> [Try it]: Look through the lines below and copy each one that includes "true".
---------------
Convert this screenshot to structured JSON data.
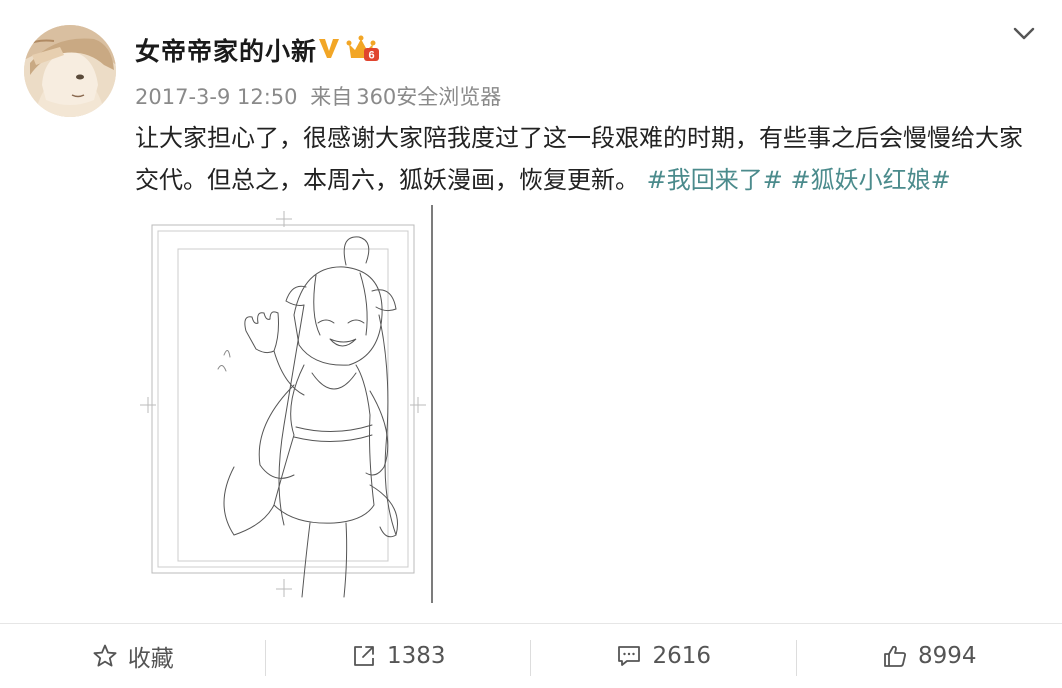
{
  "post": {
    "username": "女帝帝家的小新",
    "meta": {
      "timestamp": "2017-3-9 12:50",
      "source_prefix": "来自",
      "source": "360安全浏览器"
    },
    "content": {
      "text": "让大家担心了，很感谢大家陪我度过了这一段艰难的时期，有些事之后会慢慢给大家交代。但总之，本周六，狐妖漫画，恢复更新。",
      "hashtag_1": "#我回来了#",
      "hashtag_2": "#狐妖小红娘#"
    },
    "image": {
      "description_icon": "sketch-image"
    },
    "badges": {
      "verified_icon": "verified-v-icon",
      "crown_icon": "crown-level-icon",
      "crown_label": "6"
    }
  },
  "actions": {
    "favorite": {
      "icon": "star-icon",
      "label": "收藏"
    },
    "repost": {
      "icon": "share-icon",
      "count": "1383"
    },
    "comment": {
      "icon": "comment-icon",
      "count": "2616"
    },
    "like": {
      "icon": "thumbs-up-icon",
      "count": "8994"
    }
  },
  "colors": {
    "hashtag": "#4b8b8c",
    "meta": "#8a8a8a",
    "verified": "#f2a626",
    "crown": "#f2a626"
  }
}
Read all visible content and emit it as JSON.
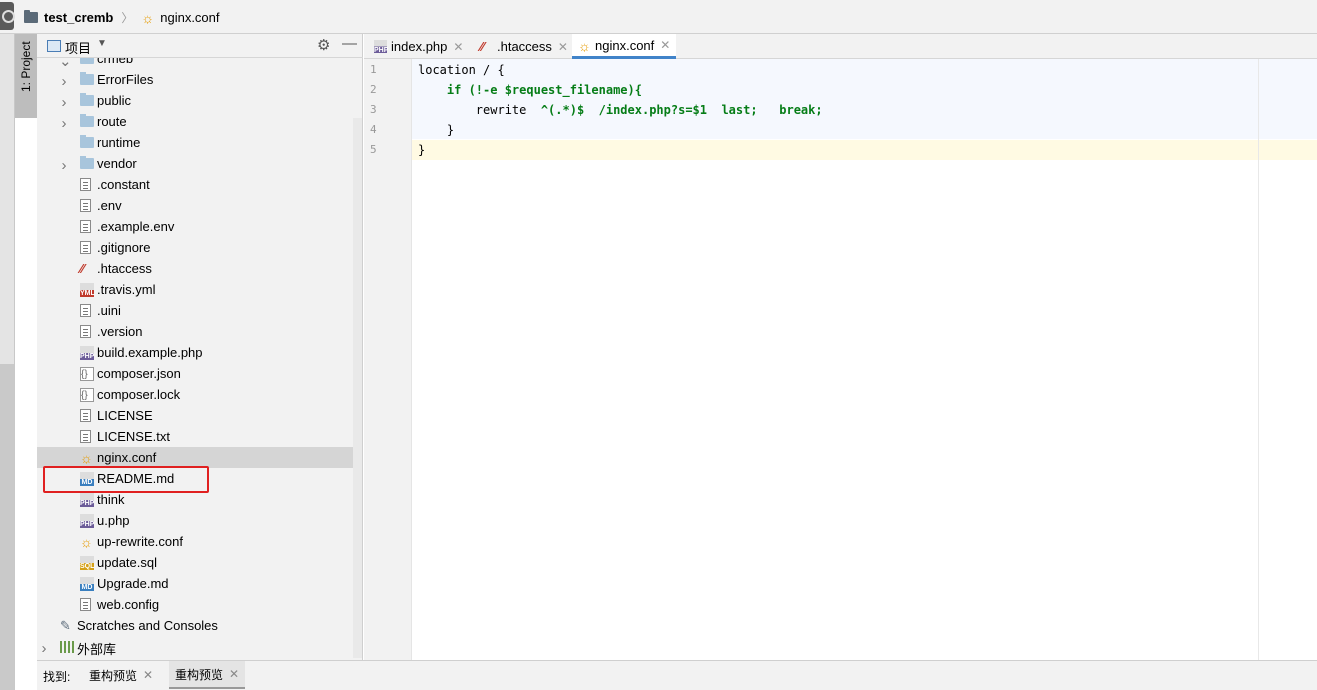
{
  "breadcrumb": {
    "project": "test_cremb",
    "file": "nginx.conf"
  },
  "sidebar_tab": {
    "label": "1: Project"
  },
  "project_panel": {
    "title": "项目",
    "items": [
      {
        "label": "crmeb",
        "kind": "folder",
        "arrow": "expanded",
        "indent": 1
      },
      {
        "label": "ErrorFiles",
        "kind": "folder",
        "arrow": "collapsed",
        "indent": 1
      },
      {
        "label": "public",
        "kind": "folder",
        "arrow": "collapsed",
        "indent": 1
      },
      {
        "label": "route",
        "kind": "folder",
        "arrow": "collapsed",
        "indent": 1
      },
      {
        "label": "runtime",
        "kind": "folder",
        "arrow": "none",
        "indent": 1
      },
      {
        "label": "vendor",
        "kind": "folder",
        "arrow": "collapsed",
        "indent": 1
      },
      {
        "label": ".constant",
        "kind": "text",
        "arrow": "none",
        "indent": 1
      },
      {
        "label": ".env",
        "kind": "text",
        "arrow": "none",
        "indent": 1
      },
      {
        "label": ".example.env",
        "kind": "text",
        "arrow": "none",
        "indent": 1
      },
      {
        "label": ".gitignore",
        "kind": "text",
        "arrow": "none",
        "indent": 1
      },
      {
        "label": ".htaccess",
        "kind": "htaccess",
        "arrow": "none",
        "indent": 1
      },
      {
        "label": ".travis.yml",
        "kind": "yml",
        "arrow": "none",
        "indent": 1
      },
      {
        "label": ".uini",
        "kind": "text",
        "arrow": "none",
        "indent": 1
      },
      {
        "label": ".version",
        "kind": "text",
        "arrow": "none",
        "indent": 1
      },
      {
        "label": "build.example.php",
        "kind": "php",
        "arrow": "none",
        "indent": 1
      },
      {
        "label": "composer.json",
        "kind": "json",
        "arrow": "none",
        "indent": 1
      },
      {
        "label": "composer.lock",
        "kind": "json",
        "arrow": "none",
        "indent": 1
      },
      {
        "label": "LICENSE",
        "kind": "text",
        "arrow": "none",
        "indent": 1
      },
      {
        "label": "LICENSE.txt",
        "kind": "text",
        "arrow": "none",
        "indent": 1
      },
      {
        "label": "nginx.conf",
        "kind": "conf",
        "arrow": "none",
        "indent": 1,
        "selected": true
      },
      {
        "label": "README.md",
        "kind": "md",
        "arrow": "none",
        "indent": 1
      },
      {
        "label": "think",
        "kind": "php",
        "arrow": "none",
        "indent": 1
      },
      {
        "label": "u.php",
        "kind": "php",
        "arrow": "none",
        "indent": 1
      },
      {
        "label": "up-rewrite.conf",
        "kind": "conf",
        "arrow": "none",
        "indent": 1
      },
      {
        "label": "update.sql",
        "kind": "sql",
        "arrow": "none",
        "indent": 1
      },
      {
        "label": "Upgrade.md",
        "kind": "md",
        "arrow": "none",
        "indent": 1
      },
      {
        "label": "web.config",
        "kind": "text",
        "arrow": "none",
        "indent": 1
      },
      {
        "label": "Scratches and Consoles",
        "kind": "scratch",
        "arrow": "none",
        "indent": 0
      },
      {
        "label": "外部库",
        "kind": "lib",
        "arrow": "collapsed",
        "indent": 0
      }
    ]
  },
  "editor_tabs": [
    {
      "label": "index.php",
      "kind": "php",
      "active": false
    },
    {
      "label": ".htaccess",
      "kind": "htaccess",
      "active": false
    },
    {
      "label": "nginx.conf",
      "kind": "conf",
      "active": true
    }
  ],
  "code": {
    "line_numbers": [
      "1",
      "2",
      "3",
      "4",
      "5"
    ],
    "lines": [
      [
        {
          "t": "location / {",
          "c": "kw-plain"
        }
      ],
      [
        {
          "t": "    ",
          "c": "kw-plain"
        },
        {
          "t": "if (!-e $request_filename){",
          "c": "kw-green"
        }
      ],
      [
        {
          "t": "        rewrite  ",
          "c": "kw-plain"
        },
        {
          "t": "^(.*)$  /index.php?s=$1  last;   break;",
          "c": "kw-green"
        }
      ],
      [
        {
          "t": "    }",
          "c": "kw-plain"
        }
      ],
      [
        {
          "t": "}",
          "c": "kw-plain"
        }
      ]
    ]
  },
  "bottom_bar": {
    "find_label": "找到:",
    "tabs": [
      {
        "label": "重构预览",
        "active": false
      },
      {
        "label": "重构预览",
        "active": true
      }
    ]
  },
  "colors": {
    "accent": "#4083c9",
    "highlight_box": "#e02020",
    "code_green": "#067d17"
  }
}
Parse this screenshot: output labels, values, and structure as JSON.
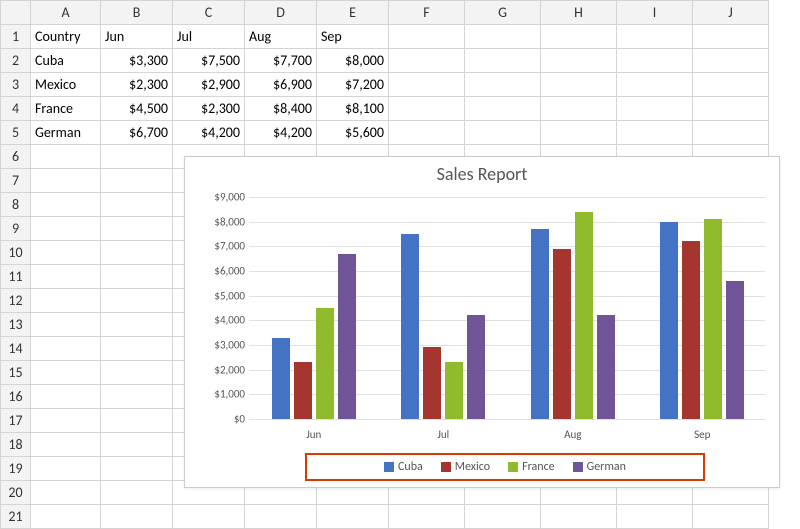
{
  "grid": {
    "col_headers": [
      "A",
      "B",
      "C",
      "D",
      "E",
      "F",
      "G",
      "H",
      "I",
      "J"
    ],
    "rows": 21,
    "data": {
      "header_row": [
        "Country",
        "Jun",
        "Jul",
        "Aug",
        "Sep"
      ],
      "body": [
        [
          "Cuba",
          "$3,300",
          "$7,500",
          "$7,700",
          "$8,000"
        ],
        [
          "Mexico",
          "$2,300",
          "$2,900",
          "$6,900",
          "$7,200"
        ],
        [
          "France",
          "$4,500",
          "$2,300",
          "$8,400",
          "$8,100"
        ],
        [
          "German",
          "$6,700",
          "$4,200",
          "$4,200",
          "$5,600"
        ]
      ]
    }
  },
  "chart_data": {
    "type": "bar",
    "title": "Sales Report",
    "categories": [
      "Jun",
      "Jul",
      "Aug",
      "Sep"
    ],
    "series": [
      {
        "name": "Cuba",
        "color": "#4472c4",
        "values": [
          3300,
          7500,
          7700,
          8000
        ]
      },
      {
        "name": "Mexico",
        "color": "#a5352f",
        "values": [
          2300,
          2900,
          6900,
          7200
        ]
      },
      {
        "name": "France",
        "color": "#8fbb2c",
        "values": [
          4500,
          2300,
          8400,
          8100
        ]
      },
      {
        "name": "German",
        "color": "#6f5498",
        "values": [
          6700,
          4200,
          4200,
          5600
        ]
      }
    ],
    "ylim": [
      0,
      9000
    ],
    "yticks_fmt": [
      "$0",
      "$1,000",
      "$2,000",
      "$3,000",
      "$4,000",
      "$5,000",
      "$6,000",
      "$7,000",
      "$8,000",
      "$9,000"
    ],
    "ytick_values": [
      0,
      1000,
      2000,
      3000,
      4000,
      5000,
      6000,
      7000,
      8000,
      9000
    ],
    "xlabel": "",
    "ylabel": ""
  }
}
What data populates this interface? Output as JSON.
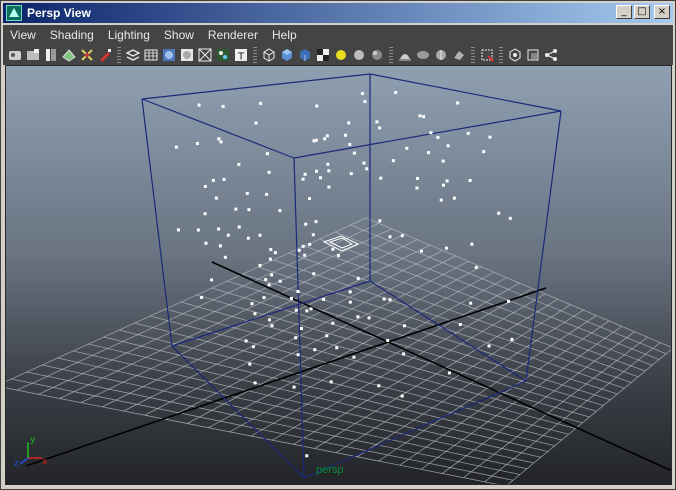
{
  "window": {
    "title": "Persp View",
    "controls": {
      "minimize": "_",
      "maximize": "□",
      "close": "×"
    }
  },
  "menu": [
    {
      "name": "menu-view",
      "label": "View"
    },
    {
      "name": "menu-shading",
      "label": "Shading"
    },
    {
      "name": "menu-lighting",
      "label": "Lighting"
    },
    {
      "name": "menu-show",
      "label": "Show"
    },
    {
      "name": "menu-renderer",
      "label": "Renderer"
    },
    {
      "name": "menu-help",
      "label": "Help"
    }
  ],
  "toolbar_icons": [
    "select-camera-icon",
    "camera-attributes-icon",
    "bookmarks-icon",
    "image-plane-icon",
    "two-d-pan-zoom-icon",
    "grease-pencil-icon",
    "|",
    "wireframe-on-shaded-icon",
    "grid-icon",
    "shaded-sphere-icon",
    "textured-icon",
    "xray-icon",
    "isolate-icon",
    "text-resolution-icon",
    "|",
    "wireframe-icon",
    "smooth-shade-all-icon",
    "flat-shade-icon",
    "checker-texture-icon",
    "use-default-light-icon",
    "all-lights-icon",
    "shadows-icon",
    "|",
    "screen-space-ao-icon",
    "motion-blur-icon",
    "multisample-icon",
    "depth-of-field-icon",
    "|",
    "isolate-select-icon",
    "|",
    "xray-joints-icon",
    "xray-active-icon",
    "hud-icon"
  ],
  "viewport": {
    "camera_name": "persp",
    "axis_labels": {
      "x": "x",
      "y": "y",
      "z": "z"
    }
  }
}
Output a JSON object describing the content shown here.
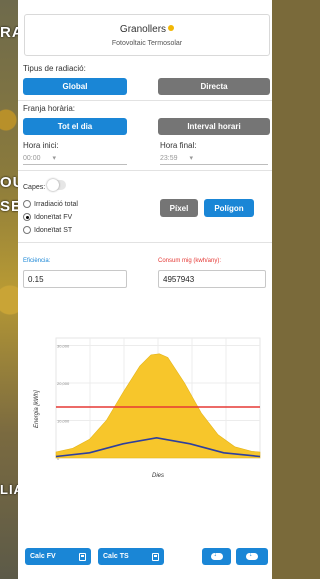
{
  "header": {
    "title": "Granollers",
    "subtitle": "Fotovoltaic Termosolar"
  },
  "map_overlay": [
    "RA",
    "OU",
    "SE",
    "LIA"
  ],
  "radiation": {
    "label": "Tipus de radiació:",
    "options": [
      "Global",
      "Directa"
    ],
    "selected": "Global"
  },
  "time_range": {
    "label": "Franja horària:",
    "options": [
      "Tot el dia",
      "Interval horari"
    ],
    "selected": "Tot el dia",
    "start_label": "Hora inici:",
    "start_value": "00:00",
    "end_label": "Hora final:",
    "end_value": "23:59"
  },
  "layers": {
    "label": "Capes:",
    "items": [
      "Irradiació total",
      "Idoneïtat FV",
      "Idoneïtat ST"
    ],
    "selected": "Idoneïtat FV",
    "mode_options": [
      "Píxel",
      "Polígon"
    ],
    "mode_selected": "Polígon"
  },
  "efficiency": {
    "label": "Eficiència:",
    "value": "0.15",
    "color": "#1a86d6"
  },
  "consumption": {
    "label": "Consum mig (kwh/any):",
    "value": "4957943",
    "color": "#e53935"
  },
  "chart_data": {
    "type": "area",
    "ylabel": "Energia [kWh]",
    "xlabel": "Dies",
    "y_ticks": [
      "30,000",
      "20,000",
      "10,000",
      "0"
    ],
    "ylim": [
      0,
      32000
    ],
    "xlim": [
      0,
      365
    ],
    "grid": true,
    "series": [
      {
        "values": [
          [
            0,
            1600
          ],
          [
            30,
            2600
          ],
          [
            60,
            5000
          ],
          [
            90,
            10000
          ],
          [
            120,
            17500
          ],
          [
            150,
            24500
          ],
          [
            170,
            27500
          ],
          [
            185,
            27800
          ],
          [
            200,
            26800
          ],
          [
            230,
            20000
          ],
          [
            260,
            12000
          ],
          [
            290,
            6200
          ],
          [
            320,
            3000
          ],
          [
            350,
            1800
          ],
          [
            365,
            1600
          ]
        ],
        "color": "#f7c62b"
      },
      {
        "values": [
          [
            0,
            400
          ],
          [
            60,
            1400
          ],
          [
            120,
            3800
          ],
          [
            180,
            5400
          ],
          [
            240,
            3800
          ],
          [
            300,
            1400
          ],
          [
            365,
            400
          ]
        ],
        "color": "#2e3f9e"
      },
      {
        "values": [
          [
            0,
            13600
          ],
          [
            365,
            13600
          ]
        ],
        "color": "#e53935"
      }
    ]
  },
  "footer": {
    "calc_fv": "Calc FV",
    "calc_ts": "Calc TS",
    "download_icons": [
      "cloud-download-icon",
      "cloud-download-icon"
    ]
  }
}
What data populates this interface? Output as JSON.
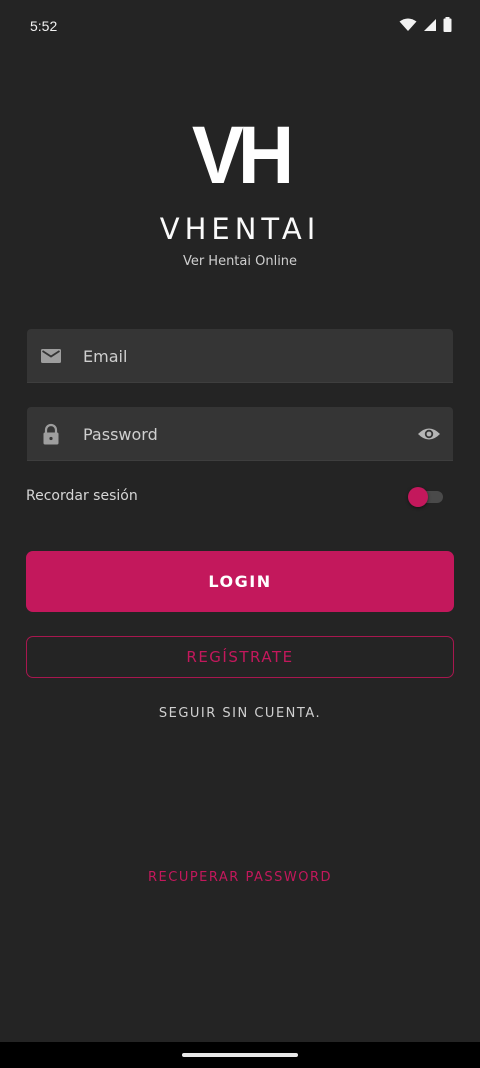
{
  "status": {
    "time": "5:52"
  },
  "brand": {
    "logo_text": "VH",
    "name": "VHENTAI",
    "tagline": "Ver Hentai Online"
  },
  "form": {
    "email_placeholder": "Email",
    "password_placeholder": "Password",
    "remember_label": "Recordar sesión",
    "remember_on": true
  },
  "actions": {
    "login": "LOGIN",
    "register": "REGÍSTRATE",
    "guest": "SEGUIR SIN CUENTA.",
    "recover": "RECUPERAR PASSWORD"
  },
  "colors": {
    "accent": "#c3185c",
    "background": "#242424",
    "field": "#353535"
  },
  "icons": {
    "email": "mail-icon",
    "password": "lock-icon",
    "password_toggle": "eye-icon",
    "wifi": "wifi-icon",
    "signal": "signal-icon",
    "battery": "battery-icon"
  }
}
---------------
> [Output]:
        "selected": true
      "active": true
        "active": true
    "grid": true,
    "remember_on": true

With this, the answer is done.